President Barack Obama speaks in the Roosevelt Room of the White House in Washington, Tuesday, Feb. 23, 2016, to discuss the detention center at Guantanamo Bay, Cuba.

Complicating matters for the White House, Obama recently signed the Defense Authorization Act and Defense appropriations measure into law, which contain provisions preventing the transfer of Guantanamo detainees to the U.S. The White House is expected to say those provisions are unconstitutional.
Currently, the administration must inform Congress of plans for any transfers, but those notices are classified. There’s certainly an irrational element of reflexive fear of allowing detainees into the country, but there’s also a fierce partisan unwillingness to do anything that might burnish the president’s legacy.
“It would be illegal under current law to transfer foreign terrorists from Guantanamo into the United States”, said Majority Leader Sen.
A similar bill was introduced in the House by Republican Representative David Jolly.
Defense officials have been surveying sites inside the United States to see how well they might do as the new homes for Guantanamo detainees.
President Barack Obama presented a long-shot plan to shutter Guantanamo Bay prison yesterday, hoping to fulfill an elusive campaign promise before he leaves office next year.
But for reasons still being debated in these circles, Obama has waited long enough to act that political opposition to the idea has built so much that, today, it’s quite possible he missed his window altogether – at least if he wants to avoid total political upheaval.
The President said that it cost $450 million past year to keep Guantanamo running, with another $200 million to keep it open moving forward.
In this November 21, 2013, file photo reviewed by the US military, dawn arrives at the now closed Camp X-Ray, which was used as the first detention facility for al-Qaida and Taliban militants who were captured after the September 11 attacks at Guantanamo Bay Naval Base, Cuba.
U.S. Sen. Pat Toomey: “Eight years later, the President is trying to make good on an ill-conceived campaign promise in spite of bipartisan opposition over the years and the risks to the American people”.
The U.S. officials Tuesday said the plan would save the U.S. government between $65 million and $85 million per year compared to housing detainees at Guantanamo.

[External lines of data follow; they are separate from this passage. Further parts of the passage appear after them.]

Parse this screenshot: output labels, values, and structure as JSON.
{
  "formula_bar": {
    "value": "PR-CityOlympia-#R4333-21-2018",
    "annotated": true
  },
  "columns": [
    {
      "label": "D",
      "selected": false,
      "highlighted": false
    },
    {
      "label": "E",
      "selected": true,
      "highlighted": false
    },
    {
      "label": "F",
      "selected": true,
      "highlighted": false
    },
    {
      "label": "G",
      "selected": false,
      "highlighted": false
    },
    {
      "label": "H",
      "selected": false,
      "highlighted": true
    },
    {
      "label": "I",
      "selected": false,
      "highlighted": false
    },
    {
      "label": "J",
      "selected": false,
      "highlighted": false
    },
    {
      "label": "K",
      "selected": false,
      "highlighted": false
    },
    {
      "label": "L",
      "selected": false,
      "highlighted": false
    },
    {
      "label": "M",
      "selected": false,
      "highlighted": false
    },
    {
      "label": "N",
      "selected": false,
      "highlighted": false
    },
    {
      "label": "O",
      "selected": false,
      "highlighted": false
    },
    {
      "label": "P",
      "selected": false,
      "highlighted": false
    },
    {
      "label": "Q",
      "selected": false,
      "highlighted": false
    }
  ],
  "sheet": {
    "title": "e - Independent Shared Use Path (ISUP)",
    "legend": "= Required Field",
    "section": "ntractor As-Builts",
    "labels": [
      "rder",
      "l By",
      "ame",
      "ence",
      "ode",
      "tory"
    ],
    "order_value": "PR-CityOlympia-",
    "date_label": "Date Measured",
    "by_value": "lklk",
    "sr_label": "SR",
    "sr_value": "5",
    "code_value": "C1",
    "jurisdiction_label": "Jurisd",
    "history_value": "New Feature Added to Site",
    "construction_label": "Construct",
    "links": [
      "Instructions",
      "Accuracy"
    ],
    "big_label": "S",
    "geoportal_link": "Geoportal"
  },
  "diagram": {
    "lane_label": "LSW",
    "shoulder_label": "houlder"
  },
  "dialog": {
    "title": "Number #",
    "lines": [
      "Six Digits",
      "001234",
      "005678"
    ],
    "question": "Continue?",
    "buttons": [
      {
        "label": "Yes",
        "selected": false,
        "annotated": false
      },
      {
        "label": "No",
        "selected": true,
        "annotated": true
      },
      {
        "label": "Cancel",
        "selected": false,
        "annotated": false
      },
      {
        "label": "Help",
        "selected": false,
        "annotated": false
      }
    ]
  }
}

Perdue said, “Americans will not stand the thought of placing terrorists on US soil, and the transfer of detainees to other countries does not erase the threat of their continued extremist actions”.
“Law enforcement officials across the nation have spoken against bringing them into their communities”, Rounds said.
They said it will cost between $290 million and $475 million for construction at the various US sites, depending on the location.
That vote, like the one Sanders criticized Clinton for casting, was overwhelming – a 90-to-6 vote to block Obama’s request for funds to shutter the facility in Cuba until the President laid out plans for what to do with the then-240 detainees there. When Obama took office, the number had fallen to 245 detainees. “I think most of the men still being held are a relatively hard-core group”.
“Terrorists like Richard Reid, the shoe bomber; Umar Farouk Abdulmutallab, who tried to blow up an airplane over Detroit; Faisal Shahzad, who put a auto bomb in Times Square; and Dzhokhar Tsarnaev, who bombed the Boston Marathon – they were all convicted in our Article III courts and are now behind bars, here in the United States”, the president said. “The infamy of Guantanamo has never been its physical location, but rather an entrenching a system of indefinite detention without charge”, Shakir explains.